EXTRACTED MATERIAL -
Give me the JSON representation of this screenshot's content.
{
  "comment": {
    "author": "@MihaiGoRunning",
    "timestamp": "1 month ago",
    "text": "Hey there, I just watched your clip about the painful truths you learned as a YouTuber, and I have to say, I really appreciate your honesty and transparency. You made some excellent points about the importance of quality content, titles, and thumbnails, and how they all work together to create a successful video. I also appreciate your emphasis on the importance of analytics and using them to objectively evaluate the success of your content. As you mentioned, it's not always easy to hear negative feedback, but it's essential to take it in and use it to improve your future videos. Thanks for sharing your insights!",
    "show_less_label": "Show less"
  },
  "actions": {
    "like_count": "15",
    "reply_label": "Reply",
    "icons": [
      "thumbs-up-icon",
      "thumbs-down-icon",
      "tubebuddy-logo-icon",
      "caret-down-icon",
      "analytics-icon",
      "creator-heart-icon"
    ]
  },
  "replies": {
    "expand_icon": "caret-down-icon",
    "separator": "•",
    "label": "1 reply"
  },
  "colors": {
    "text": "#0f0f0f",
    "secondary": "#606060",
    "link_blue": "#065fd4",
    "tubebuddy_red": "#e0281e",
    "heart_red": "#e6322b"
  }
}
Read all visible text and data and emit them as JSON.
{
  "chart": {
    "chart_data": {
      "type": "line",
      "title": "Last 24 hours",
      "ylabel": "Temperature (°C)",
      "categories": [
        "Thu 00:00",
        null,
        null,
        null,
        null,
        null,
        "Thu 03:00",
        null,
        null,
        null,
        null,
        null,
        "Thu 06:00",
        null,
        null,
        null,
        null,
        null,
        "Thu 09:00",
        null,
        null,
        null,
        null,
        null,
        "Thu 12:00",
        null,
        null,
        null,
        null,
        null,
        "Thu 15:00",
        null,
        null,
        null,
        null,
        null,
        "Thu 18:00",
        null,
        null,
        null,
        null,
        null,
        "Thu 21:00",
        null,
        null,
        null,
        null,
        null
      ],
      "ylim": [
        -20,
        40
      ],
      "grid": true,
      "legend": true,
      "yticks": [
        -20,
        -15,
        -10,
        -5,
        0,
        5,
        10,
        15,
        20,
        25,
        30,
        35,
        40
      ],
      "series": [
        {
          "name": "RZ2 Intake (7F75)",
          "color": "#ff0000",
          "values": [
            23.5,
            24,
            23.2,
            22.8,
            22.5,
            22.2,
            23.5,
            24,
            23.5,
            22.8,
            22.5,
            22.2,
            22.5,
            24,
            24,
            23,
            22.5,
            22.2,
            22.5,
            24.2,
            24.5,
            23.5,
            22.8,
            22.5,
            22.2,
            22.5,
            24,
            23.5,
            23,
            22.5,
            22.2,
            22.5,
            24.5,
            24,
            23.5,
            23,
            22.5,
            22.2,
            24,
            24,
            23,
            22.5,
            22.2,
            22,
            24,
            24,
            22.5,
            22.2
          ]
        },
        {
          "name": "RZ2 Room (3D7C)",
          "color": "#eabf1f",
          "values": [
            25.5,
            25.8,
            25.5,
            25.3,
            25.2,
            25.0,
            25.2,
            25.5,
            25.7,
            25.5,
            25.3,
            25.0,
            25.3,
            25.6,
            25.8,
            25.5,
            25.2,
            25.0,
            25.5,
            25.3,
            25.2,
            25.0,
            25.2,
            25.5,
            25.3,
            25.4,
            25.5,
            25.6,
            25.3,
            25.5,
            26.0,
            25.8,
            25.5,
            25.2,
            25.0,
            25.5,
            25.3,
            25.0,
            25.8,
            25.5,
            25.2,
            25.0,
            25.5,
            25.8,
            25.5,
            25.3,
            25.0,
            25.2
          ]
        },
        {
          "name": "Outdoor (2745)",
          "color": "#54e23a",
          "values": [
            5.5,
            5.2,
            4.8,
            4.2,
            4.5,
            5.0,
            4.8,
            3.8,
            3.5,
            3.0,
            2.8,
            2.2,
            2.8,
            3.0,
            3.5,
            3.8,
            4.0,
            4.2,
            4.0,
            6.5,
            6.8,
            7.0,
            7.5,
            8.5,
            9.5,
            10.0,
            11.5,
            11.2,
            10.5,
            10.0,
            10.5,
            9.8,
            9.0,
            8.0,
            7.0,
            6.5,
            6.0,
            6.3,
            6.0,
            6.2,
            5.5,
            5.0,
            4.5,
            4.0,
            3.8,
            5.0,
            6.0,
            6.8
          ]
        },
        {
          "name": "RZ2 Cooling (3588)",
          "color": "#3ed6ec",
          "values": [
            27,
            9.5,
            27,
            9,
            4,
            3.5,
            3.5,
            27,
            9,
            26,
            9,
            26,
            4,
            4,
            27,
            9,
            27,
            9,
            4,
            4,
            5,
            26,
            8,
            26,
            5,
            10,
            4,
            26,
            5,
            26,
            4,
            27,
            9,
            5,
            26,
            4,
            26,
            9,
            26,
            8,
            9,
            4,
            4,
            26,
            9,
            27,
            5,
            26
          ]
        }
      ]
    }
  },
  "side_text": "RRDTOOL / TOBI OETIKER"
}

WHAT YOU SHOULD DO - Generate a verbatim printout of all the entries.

OUTPUT FOR THIS TASK -
Give me the JSON representation of this screenshot's content.
{
  "comment": {
    "author": "@MihaiGoRunning",
    "timestamp": "1 month ago",
    "text": "Hey there, I just watched your clip about the painful truths you learned as a YouTuber, and I have to say, I really appreciate your honesty and transparency. You made some excellent points about the importance of quality content, titles, and thumbnails, and how they all work together to create a successful video. I also appreciate your emphasis on the importance of analytics and using them to objectively evaluate the success of your content. As you mentioned, it's not always easy to hear negative feedback, but it's essential to take it in and use it to improve your future videos. Thanks for sharing your insights!",
    "show_less_label": "Show less"
  },
  "actions": {
    "like_count": "15",
    "reply_label": "Reply",
    "icons": [
      "thumbs-up-icon",
      "thumbs-down-icon",
      "tubebuddy-logo-icon",
      "caret-down-icon",
      "analytics-icon",
      "creator-heart-icon"
    ]
  },
  "replies": {
    "expand_icon": "caret-down-icon",
    "separator": "•",
    "label": "1 reply"
  },
  "colors": {
    "text": "#0f0f0f",
    "secondary": "#606060",
    "link_blue": "#065fd4",
    "tubebuddy_red": "#e0281e",
    "heart_red": "#e6322b"
  }
}
Read all visible text and data and emit them as JSON.
{
  "chart": {
    "chart_data": {
      "type": "line",
      "title": "Last 24 hours",
      "ylabel": "Temperature (°C)",
      "categories": [
        "Thu 00:00",
        null,
        null,
        null,
        null,
        null,
        "Thu 03:00",
        null,
        null,
        null,
        null,
        null,
        "Thu 06:00",
        null,
        null,
        null,
        null,
        null,
        "Thu 09:00",
        null,
        null,
        null,
        null,
        null,
        "Thu 12:00",
        null,
        null,
        null,
        null,
        null,
        "Thu 15:00",
        null,
        null,
        null,
        null,
        null,
        "Thu 18:00",
        null,
        null,
        null,
        null,
        null,
        "Thu 21:00",
        null,
        null,
        null,
        null,
        null
      ],
      "ylim": [
        -20,
        40
      ],
      "grid": true,
      "legend": true,
      "yticks": [
        -20,
        -15,
        -10,
        -5,
        0,
        5,
        10,
        15,
        20,
        25,
        30,
        35,
        40
      ],
      "series": [
        {
          "name": "RZ2 Intake (7F75)",
          "color": "#ff0000",
          "values": [
            23.5,
            24,
            23.2,
            22.8,
            22.5,
            22.2,
            23.5,
            24,
            23.5,
            22.8,
            22.5,
            22.2,
            22.5,
            24,
            24,
            23,
            22.5,
            22.2,
            22.5,
            24.2,
            24.5,
            23.5,
            22.8,
            22.5,
            22.2,
            22.5,
            24,
            23.5,
            23,
            22.5,
            22.2,
            22.5,
            24.5,
            24,
            23.5,
            23,
            22.5,
            22.2,
            24,
            24,
            23,
            22.5,
            22.2,
            22,
            24,
            24,
            22.5,
            22.2
          ]
        },
        {
          "name": "RZ2 Room (3D7C)",
          "color": "#eabf1f",
          "values": [
            25.5,
            25.8,
            25.5,
            25.3,
            25.2,
            25.0,
            25.2,
            25.5,
            25.7,
            25.5,
            25.3,
            25.0,
            25.3,
            25.6,
            25.8,
            25.5,
            25.2,
            25.0,
            25.5,
            25.3,
            25.2,
            25.0,
            25.2,
            25.5,
            25.3,
            25.4,
            25.5,
            25.6,
            25.3,
            25.5,
            26.0,
            25.8,
            25.5,
            25.2,
            25.0,
            25.5,
            25.3,
            25.0,
            25.8,
            25.5,
            25.2,
            25.0,
            25.5,
            25.8,
            25.5,
            25.3,
            25.0,
            25.2
          ]
        },
        {
          "name": "Outdoor (2745)",
          "color": "#54e23a",
          "values": [
            5.5,
            5.2,
            4.8,
            4.2,
            4.5,
            5.0,
            4.8,
            3.8,
            3.5,
            3.0,
            2.8,
            2.2,
            2.8,
            3.0,
            3.5,
            3.8,
            4.0,
            4.2,
            4.0,
            6.5,
            6.8,
            7.0,
            7.5,
            8.5,
            9.5,
            10.0,
            11.5,
            11.2,
            10.5,
            10.0,
            10.5,
            9.8,
            9.0,
            8.0,
            7.0,
            6.5,
            6.0,
            6.3,
            6.0,
            6.2,
            5.5,
            5.0,
            4.5,
            4.0,
            3.8,
            5.0,
            6.0,
            6.8
          ]
        },
        {
          "name": "RZ2 Cooling (3588)",
          "color": "#3ed6ec",
          "values": [
            27,
            9.5,
            27,
            9,
            4,
            3.5,
            3.5,
            27,
            9,
            26,
            9,
            26,
            4,
            4,
            27,
            9,
            27,
            9,
            4,
            4,
            5,
            26,
            8,
            26,
            5,
            10,
            4,
            26,
            5,
            26,
            4,
            27,
            9,
            5,
            26,
            4,
            26,
            9,
            26,
            8,
            9,
            4,
            4,
            26,
            9,
            27,
            5,
            26
          ]
        }
      ]
    }
  },
  "side_text": "RRDTOOL / TOBI OETIKER"
}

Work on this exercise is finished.